What you will do.
Go through the listing below and return each line that includes "same".

Supplied entries.
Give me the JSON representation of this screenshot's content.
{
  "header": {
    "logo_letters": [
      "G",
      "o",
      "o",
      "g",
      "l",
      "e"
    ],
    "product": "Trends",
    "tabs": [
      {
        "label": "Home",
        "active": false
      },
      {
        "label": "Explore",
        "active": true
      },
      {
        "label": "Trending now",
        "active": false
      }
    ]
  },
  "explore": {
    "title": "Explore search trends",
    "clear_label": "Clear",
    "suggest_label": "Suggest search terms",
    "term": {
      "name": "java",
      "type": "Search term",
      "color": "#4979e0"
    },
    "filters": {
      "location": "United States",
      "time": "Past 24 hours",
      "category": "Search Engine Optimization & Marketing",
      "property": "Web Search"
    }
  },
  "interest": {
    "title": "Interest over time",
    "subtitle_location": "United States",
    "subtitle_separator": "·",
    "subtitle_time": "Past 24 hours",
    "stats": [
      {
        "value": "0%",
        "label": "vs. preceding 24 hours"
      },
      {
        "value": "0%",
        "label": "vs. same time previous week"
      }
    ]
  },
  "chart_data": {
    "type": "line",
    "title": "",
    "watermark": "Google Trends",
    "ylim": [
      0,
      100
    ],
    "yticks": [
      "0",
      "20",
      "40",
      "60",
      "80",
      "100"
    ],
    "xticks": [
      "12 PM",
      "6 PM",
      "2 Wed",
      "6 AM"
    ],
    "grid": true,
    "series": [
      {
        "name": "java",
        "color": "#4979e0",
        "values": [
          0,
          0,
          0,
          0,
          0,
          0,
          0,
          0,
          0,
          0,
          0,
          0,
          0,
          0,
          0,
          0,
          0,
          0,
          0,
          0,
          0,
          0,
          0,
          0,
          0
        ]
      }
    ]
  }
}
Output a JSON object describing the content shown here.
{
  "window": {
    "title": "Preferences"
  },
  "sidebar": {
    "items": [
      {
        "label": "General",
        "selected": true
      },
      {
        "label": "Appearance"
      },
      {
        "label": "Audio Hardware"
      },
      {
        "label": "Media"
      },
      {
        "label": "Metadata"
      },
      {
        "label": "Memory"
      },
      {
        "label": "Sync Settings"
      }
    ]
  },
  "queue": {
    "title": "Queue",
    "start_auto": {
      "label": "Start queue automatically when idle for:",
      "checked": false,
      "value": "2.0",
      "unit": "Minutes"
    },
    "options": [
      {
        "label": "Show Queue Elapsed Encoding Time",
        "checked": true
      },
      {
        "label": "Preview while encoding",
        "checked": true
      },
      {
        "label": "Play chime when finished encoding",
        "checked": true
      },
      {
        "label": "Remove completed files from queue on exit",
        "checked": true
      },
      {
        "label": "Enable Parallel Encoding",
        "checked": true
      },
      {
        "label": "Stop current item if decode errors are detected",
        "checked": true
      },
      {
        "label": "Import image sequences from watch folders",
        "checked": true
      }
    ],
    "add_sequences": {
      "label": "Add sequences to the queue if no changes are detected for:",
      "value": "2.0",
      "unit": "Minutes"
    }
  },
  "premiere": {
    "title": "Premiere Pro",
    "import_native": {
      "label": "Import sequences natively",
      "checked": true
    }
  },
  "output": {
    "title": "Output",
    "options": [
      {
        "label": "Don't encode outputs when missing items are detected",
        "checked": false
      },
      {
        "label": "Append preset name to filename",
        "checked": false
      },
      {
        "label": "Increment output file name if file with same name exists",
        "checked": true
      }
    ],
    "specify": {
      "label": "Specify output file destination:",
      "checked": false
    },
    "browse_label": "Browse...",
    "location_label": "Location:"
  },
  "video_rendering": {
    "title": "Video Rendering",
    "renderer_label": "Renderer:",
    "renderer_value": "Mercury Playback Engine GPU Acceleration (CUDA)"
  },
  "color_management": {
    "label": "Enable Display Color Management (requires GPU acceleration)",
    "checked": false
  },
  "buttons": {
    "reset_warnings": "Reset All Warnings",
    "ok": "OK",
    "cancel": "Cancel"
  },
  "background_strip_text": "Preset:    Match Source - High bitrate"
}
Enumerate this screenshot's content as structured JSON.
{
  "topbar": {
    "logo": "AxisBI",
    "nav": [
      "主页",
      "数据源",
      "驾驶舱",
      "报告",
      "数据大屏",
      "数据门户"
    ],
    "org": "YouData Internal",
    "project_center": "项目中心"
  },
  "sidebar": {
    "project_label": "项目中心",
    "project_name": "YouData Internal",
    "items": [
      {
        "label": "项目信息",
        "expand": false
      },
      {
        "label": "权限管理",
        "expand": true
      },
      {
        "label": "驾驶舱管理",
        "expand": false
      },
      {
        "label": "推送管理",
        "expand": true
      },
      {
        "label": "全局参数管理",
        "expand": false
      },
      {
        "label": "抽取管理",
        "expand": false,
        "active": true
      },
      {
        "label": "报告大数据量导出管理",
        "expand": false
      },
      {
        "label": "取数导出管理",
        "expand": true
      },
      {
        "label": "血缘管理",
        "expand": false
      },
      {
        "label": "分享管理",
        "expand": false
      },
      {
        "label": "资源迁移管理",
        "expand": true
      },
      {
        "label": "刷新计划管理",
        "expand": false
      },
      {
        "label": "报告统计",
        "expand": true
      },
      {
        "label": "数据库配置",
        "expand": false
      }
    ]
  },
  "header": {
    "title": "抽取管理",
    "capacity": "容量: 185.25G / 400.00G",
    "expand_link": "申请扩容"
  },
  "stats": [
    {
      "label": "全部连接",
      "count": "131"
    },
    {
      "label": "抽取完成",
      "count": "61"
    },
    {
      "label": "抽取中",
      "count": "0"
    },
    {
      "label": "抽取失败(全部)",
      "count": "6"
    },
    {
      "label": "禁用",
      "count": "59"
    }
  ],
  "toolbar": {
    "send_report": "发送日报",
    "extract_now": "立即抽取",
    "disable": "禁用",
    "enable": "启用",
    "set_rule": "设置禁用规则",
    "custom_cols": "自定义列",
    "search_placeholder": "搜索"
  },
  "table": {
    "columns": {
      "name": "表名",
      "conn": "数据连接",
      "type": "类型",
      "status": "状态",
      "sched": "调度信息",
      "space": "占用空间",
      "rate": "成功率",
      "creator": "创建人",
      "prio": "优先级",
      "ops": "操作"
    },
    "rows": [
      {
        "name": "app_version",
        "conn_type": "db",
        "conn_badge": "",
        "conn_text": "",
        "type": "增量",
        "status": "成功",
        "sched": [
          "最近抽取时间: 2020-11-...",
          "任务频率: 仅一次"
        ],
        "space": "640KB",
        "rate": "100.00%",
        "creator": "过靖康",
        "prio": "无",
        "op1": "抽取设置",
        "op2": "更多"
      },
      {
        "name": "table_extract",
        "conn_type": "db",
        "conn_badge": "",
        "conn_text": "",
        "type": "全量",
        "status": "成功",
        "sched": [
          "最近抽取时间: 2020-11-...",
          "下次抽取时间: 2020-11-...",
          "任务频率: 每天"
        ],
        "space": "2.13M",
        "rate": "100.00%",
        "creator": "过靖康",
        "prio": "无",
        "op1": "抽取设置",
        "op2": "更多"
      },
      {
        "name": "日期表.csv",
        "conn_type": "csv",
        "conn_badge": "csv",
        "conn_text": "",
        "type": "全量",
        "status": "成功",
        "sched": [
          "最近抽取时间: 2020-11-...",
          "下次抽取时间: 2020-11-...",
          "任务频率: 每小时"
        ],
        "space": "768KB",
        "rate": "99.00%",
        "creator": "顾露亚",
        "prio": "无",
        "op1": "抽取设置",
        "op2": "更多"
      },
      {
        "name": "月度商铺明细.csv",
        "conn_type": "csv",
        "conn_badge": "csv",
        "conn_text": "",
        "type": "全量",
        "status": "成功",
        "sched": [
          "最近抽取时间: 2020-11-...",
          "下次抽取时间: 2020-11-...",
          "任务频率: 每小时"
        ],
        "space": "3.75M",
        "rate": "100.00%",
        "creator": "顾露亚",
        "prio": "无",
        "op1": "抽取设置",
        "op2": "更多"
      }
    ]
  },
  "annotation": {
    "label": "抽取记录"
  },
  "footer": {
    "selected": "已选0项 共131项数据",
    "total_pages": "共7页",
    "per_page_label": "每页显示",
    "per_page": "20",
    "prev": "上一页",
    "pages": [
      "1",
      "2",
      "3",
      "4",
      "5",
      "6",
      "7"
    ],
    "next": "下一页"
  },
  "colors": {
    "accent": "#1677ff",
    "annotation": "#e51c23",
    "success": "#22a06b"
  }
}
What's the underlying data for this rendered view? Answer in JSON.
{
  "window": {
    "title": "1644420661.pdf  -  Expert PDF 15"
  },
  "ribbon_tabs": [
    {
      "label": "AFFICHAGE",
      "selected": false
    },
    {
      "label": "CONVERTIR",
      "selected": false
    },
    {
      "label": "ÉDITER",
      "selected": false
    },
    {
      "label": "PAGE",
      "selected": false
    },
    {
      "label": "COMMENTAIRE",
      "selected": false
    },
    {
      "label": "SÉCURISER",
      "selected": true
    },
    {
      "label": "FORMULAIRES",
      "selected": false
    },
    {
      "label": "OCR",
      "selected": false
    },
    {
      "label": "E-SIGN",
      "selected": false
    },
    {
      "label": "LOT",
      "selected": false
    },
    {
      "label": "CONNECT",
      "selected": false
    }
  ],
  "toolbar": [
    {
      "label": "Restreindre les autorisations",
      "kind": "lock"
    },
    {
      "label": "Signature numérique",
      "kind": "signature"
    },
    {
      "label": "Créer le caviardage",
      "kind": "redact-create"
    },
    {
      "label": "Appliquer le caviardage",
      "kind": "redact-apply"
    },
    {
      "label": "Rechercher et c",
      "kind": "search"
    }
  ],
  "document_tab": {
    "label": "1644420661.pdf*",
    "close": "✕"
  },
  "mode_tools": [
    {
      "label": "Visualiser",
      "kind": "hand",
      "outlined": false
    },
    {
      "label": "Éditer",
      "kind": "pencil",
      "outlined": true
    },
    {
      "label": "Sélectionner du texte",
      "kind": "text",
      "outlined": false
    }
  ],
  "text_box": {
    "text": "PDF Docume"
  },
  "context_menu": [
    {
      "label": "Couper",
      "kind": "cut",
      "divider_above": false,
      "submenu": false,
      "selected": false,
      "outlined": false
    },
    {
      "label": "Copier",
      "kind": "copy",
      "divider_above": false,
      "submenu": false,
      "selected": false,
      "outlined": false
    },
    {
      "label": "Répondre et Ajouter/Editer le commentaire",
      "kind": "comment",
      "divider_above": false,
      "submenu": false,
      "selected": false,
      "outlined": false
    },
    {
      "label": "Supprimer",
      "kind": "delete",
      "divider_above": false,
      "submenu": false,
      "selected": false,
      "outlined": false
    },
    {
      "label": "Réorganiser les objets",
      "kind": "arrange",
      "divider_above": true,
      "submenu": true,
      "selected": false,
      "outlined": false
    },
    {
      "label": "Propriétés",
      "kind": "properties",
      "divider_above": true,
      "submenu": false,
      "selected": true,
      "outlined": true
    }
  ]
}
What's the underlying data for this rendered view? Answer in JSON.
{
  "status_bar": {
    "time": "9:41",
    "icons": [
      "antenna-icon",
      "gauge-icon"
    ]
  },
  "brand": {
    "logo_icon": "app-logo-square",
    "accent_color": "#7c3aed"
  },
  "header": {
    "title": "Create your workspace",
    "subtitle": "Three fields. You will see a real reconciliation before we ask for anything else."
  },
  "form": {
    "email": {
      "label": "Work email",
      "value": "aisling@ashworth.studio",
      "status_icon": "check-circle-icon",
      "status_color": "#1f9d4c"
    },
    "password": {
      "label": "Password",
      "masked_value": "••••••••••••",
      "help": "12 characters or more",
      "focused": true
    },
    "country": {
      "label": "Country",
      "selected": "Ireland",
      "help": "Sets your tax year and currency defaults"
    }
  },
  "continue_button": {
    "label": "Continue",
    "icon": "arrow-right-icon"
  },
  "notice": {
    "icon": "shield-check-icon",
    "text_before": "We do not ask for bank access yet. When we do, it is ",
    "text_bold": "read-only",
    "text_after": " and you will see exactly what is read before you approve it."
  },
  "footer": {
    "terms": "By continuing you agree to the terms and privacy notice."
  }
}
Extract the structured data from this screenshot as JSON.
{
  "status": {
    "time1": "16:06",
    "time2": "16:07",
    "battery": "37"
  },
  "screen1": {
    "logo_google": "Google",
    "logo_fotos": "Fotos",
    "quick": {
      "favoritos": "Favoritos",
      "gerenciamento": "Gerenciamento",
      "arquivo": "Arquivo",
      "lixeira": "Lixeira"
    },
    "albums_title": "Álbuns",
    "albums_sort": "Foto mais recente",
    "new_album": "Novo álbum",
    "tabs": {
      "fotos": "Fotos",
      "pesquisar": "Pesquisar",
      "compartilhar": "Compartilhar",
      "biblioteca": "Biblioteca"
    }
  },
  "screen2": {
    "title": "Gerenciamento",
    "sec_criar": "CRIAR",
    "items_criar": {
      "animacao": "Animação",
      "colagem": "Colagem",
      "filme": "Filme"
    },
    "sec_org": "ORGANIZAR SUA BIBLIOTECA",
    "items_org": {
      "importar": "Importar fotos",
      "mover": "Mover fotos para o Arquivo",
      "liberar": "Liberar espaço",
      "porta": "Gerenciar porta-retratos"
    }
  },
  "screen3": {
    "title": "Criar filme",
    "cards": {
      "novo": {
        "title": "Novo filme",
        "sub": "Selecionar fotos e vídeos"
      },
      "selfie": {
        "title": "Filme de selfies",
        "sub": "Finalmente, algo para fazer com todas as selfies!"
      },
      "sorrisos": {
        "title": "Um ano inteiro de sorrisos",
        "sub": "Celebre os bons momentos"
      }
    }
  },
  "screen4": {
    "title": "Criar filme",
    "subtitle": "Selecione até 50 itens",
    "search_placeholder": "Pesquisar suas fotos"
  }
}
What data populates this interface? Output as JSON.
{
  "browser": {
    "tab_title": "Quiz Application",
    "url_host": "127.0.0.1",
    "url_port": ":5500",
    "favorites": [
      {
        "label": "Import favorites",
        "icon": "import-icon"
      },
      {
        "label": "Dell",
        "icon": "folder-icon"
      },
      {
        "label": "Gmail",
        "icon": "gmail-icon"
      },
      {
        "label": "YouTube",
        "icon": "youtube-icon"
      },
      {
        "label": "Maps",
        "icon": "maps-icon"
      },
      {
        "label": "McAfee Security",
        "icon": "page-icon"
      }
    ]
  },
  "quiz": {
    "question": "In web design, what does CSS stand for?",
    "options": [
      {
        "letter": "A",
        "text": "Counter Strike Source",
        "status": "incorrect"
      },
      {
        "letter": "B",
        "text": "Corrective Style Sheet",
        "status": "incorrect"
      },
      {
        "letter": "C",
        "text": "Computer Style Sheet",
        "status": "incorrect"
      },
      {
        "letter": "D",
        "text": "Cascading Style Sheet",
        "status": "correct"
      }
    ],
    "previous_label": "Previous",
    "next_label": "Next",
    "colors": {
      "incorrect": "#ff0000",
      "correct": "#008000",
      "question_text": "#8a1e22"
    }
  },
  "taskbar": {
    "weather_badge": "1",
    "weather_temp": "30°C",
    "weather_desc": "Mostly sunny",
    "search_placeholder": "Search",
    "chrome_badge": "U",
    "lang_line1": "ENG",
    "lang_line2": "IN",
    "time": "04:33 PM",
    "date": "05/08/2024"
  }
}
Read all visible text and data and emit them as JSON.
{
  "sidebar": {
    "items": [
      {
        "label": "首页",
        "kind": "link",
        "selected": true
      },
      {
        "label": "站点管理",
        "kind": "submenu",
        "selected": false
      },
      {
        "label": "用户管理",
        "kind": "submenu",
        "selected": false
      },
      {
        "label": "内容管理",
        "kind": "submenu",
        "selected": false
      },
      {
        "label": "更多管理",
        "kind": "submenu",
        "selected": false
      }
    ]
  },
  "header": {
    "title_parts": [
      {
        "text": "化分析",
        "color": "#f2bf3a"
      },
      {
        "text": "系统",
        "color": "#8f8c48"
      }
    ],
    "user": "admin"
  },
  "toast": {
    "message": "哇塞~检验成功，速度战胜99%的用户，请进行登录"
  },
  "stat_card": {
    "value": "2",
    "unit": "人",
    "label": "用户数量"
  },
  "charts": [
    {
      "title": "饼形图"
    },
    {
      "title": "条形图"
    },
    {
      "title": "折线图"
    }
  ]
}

Expected answer.
        "label": "vs. same time previous week"
        "label": "Increment output file name if file with same name exists",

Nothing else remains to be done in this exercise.